“I didn’t sleep or eat for three days,” Spence said. “It’s not just a sign.”
The board of directors had a closed-door meeting Aug. 5 and decided to put the onus on the family by giving them three options, which they presented Monday night. The Spence family could either drop the issue, go with a memorial stone around the flag pole commemorating Brandon Spence and other families who lost loved ones, or put the sign back up under certain conditions.
Those conditions included:
▪ Having the sign read “Brandon Spence Field,” dropping baseball from its name.
▪ Keeping the sign no larger than its original size – 4 by 8 feet.
▪ Having the family pay to restore and maintain the sign.
▪ Having the design approved by the board of directors.
▪ Locating the sign in the outfield as before.
▪ Coordinating with the GCAA president a yearly field workday during the beginning of each year to help maintain the field.
“This workday is to help maintain the field so no one in the future can question who you are and whether you are more concerned with the sign than the field where the children of this community play,” Faulkner said, reading from the board’s statement.
Board members also asked for a public apology from the family.
Faulkner said if the family chooses option three, the board would hold them accountable and would take the sign down if they don’t meet the conditions.
Knott said the reason for the three options were so that family would not just put the sign up and not just walk away without maintaining it. He also said the board thought to create a memorial because two other children and a father have died in the past two years.
“No current board members knew this child,” Knott said in an email after the meeting. “I am the only one on the current board that was on the board in 2009. Thus nobody knew who he was and the importance of the sign to the family. So if it is that important then they will take care of the sign and do something each year in his memory. This way he will not be forgotten, they will take care of the sign and let others know by organizing an annual event.”
Spence said she wasn’t happy with the tone of the meeting but would talk the options over with her family.
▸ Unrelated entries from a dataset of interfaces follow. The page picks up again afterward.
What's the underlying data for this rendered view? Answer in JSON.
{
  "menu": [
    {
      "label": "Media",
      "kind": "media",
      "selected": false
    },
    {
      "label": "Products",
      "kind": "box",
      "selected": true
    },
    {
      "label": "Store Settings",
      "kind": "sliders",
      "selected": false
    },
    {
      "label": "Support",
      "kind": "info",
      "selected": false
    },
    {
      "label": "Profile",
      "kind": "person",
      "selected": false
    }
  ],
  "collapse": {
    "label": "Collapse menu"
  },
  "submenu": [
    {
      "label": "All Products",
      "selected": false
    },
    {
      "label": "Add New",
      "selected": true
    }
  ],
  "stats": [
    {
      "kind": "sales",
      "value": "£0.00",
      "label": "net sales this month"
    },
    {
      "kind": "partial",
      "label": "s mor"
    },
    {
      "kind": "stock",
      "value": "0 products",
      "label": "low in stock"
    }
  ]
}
Clarification: A previous version of this article stated the board of directors donated the sign to the family. The GCAA’s says board of directors did not put up or approve the sign in 2009, but rather organizers of a baseball tournament, which was sanctioned by the GCAA’s baseball committee, put up the sign.